In the morning we headed over to the Bloedel Conservatory. It is located in Queen Elizabeth Park. We were really impressed with the beauty of the park, before we even got into the conservatory. The park is a big hill with beautifully maintained flower gardens and unique trees and lovely views of the city and mountains.
(The Bloedel Conservatory)
(Queen Elizabeth Park)
(Queen Elizabeth Park)
(There were sculptures of a guy taking the picture of his sculpture family. So I went and posed with the sculptures and Jay took a pic of the guy taking a picture of the statues....haha)
(Nice view of Vancouver and the mountains from Queen Elizabeth Park)
We explored the area, as much as we dared with the steep paths and then headed into the conservatory. It was really inexpensive, and they gave Jay free admission because I did need to give him a push a few times up some steeper paths. I had looked at the website for the Conservatory, but had not realized that they have birds as well. We got to see some beauitful macaws and parrots as well as some smaller birds like finches, canaries and budgies.
(A pair of macaws!)
(A miniature macaw on my shoulder ;) )
(This was where the small birds liked to hang out. If you look closely you can see a few of them.)
(The dessert part of the conservatory with huge cacti and succulents.)
A few blocks away from the conservatory is the Vandusen Botanical Garden. I really did not know what to expect from this, as their website is pretty useless. However, it had great reviews on Trip Advisor and was recommended by people who had also enjoyed the Bloedel Conservatory. I was impressed that Vandusen had free parking, however they did charge admission (I think about $12 each) to the gardens. We had a light lunch at the cafe (a nice outdoor table with a view of their pond) and carried on around the garden. There are three main paths to follow in the garden, and the only one that said it was accessible was the shortest of them, and was estimated to take less than an hour to complete. The other two paths were 1-2 and 2-3 hours, I believe. We decided that since the paths were mainly paved that we would venture a little beyond the accessible area. We managed quite well, though a few of the paths were quite steep. There was a great variety of unique trees and plants to see. They also had some wooden sculptures throughout the gardens. After we spent our time doing a loop around the garden we found a nice spot by the pond and sat for at least half an hour and just enjoyed the peacefullness of it all. It was really neat to see such a place right int he middle of a residential area. I believe I read somewhere that the gardens are about 50 acres. Such a nice place!

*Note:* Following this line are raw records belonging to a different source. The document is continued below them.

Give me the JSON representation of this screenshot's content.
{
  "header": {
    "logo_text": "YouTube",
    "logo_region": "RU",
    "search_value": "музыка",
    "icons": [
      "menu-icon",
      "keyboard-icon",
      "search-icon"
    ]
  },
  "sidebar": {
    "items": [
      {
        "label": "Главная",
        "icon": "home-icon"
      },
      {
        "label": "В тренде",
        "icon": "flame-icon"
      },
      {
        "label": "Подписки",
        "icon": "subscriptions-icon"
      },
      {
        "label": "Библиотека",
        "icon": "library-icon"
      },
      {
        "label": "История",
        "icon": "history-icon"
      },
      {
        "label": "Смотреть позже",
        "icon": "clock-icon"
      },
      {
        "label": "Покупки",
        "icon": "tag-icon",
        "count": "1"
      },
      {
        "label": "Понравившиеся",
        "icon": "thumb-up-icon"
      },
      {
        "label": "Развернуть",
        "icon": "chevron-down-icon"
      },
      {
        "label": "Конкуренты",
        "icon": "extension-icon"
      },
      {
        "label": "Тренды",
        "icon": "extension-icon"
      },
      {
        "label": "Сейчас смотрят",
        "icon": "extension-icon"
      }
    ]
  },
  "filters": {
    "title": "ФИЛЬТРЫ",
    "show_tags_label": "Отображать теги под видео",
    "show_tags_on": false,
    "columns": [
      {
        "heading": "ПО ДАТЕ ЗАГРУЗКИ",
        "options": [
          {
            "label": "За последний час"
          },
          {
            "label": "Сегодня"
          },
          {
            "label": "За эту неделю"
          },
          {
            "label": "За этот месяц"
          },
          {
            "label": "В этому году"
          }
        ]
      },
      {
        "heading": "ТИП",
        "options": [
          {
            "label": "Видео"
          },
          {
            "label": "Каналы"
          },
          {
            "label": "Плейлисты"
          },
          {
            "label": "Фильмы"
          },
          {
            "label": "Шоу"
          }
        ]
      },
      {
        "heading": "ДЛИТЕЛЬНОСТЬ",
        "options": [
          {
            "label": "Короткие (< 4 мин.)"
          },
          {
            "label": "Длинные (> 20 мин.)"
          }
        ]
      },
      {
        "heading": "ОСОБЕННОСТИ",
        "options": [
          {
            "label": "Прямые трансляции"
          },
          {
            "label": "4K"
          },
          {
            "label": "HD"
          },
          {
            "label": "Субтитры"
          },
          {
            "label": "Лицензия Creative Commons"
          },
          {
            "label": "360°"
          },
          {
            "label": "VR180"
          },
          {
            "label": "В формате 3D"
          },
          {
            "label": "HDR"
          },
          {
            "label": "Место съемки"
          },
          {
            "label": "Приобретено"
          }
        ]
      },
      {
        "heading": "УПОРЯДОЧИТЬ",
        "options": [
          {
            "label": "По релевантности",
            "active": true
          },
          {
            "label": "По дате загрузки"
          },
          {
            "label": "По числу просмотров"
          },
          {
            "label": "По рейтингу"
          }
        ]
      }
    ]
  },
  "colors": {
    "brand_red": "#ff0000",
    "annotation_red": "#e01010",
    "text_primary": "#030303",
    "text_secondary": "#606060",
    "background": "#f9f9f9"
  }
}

(A nice place to have lunch, and no bugs!!)
(One of the wood sculptures. We noticed that it had an electrical socket and wondered if maybe they light it up at night...?)
(We were amazed by the beautiful flowering trees.)
(Enjoying some shade under a nice shady canopy.)
(Such beautiful roses!)
(What a nice peaceful place to rest after walking through the park.)
We had decided that we certainly wanted to try some good seafood/fish while we were on the west coast. We had asked my cousin for suggestions, and she recommended The Fish House in Stanley Park. We checked out their website and decided that even though it was a bit of a fancier place, we wanted to give it a try. We made a reservation, but because we tend to eat supper earlier than average, it was not very busy at all. It would have been nice to eat out on the deck, but there was a step down to get onto the deck, so we settled for having the dining room almost entirely to ourselves. We had a really great experience there. We both ended up ordering the chef's choice trio of fish. That day it happened to include salmon, arctic char and ahi tuna. Those were all things that I was interested in trying. I would say out of the three, the arctic char was my favorite. It is an oily fish, somewhat similar to salmon, or trout, just had a nice richness to it. It was plated beautifully with potatoes, steamed vegetables and a delicious creamy sauce. The ahi tuna was unique, it had a very meaty texture, almost like rare beef. We rounded out the meal with a piece of cheesecake.
After supper we drove over to a different part of Stanley Park, where we could see that the seawall was more level with the road and we walked a little ways around the sea wall. Such a nice place! So many runners, rollerbladers and cyclists there! They even have lanes on the paths for each type of traffic.